Jan. 28th, 2010 02:13 pm (UTC)
I find it really funny that I'm an Essex girl. (Not that I've been here all that long. I still identify most strongly as an Iowan.)
del_c
Jan. 28th, 2010 03:18 pm (UTC)
Well, geographically speaking you're a person of Kent, aren't you? :-)

(Although I identify as a native Londoner, my birth certificate was issued by the County of Kent, as I was born in Beckenham Hospital, not yet then part of London-- making me a Kentish Man on paper)
sollersuk
Jan. 28th, 2010 02:16 pm (UTC)
St Martin's definitely does seem to have been a Roman church - it seems to have been the right shape.

In recent centuries far too little attention has been paid to the role of royal women in spreading Christianity by influencing their husbands; Bertha followed Clothilde's example, and the same happened in Northumbria. Medieval writers gave them a lot more credit than 19th and 20th century writers did.

(And I'm still puzzled by why Clothilde was Catholic in the first place; apart from her sister all the rest of her family seem to have been Arian. Maybe there's some truth in a suggestion I found, but couldn't track down, that their mother was from the Roman nobility)
owlfish
Jan. 28th, 2010 02:22 pm (UTC)
Interesting! I do hope to make it inside the church one day. It's right by campus, but the one time I had spare time to go visit, it turned out to be a day it's closed. (It's only open about half the days of the week.)

I see it's open on Thursdays. Oh good. That means I can finally see its interior next week.

I've been really pleased to learn more about Bertha by being around Canterbury, but I don't know a whole lot about her quasi-contemporary conversion queens.
del_c
Jan. 28th, 2010 03:21 pm (UTC)
What would count as "more attention"? It's been a cliché of the conversion of England all my life.
swisstone
Jan. 28th, 2010 06:26 pm (UTC)
Checking a few bits of bibliography, it seems that, whilst there's clearly a lot of reused Roman material in St Martin's, it's a lot less clear that any of the structural fabric is that old.
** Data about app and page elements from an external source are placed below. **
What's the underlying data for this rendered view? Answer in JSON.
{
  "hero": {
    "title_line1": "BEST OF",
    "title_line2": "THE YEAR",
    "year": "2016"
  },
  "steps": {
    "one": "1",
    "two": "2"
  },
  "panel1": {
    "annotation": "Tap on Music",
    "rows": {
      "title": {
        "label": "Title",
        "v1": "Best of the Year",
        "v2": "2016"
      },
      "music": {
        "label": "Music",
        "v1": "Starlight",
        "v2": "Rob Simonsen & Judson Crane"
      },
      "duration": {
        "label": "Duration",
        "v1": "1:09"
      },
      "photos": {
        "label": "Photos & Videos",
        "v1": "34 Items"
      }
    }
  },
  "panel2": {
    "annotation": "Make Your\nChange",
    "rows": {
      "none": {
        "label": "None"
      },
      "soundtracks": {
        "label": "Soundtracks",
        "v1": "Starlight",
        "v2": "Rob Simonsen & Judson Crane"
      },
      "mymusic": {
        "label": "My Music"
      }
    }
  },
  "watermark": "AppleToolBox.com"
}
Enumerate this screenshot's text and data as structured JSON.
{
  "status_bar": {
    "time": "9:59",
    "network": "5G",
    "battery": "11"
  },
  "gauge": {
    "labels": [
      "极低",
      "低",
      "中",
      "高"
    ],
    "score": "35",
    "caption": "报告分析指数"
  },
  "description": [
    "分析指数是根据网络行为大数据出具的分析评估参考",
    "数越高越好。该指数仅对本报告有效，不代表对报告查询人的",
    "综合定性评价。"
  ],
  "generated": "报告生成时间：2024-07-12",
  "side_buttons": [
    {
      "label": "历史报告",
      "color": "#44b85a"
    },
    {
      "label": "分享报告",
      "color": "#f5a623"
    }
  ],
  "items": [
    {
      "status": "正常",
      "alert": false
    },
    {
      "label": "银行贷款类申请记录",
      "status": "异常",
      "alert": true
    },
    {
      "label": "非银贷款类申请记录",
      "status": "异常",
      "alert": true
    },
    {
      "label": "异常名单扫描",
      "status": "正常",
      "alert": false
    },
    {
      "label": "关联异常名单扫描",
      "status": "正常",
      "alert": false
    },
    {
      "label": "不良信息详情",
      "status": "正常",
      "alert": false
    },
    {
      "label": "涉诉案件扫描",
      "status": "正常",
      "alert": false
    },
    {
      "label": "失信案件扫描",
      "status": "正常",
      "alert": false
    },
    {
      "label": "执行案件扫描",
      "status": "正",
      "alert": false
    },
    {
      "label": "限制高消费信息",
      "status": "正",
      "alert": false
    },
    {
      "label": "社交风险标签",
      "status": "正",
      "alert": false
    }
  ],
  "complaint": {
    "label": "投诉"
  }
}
What's there now is mostly probably seventh-century, with later alterations, possibly around an earlier building (the present chancel) which dates back to Bertha's time. The east wall of this building could date back in origin to Roman times, but this is by no means certain.

That said, there's no reason why it can't be on the site of a Roman building dating from the third or fourth century. This could have been a church (there's certainly evidence for Christianity in Canterbury in the Roman period), or it could have been another building (there are cemeteries not too far away, so it's been suggested it might be a mausoleum; personally I doubt it was originally a pagan temple, though it's not impossible). But there's no good reason archaeologically to say that it was; that depends on the identification of this building with Bertha's St Martin's, and the assumption that Bede was correct when he said that Bertha restored a building from Roman times. Again, no good reason to disbelieve either, but there's no positive evidence.
del_c
Jan. 28th, 2010 03:49 pm (UTC)
Reading's oldest church, St. Mary's Butts [*] owes its existence to a much less admirable queen, Aelfthryth (or Elfrida), who had her stepson Edward (as in "Edward King and Martyr") murdered at Corfe Castle in the 900s, and was forced to fond a nunnery there as part of her penitence.

[*] No giggling: "The Butts" was the site of legally-mandated archery practice in what was then the centre of the town.
zcat_abroad
Jan. 28th, 2010 10:22 pm (UTC)
This is a beautiful memorial! I love the hand. What does her face look like?
owlfish
Jan. 29th, 2010 06:52 am (UTC)
Here you go:

Queen Bertha of Kent

printperson
Jan. 29th, 2010 12:27 am (UTC)
That's a really nice photo you took! Somehow, I missed seeing the statues of Bertha and Augustine when we were in Canterbury in November. But we did go to see (Bertha's) church of Saint Martin, just down the road from your campus. I don't believe that there is anything left of the original Roman church. But there is a nice brochure in the current church that delineates the different phases of building.
( 11 comments — Leave a comment )